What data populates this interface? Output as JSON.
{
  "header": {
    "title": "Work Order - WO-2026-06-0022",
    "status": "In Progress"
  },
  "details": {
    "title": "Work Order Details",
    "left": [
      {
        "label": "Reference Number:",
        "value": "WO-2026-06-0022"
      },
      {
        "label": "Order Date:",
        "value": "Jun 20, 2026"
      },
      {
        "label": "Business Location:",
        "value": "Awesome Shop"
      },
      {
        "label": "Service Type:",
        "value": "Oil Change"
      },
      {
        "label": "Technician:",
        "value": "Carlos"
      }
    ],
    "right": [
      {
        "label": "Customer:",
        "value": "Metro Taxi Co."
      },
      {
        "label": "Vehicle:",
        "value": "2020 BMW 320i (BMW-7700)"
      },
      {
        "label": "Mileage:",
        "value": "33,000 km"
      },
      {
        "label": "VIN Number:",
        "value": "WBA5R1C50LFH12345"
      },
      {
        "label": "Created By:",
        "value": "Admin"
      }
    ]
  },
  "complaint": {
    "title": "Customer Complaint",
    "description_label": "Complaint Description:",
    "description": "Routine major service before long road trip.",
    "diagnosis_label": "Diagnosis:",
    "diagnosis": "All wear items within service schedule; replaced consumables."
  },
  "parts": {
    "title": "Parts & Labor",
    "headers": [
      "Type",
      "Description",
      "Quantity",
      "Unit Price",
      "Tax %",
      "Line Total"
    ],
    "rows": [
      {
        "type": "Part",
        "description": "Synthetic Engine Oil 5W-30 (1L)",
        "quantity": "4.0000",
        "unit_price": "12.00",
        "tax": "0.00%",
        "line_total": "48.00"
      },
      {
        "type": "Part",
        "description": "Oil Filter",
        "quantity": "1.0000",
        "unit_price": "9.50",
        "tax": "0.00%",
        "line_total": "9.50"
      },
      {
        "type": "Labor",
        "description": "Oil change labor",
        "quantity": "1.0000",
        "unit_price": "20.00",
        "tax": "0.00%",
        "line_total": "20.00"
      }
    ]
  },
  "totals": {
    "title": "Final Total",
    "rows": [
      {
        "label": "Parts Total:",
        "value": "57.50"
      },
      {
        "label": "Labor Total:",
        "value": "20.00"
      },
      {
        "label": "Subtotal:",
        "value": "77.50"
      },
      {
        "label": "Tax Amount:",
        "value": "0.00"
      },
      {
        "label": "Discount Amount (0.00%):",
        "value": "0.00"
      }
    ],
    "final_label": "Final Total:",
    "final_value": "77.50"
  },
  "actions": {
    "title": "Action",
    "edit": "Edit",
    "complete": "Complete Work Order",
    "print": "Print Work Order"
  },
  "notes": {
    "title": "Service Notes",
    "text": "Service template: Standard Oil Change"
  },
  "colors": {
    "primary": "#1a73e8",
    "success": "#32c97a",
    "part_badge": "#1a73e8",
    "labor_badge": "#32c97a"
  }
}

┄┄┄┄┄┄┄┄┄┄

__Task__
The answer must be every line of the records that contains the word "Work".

__Answer box__
    "title": "Work Order - WO-2026-06-0022",
    "title": "Work Order Details",
    "complete": "Complete Work Order",
    "print": "Print Work Order"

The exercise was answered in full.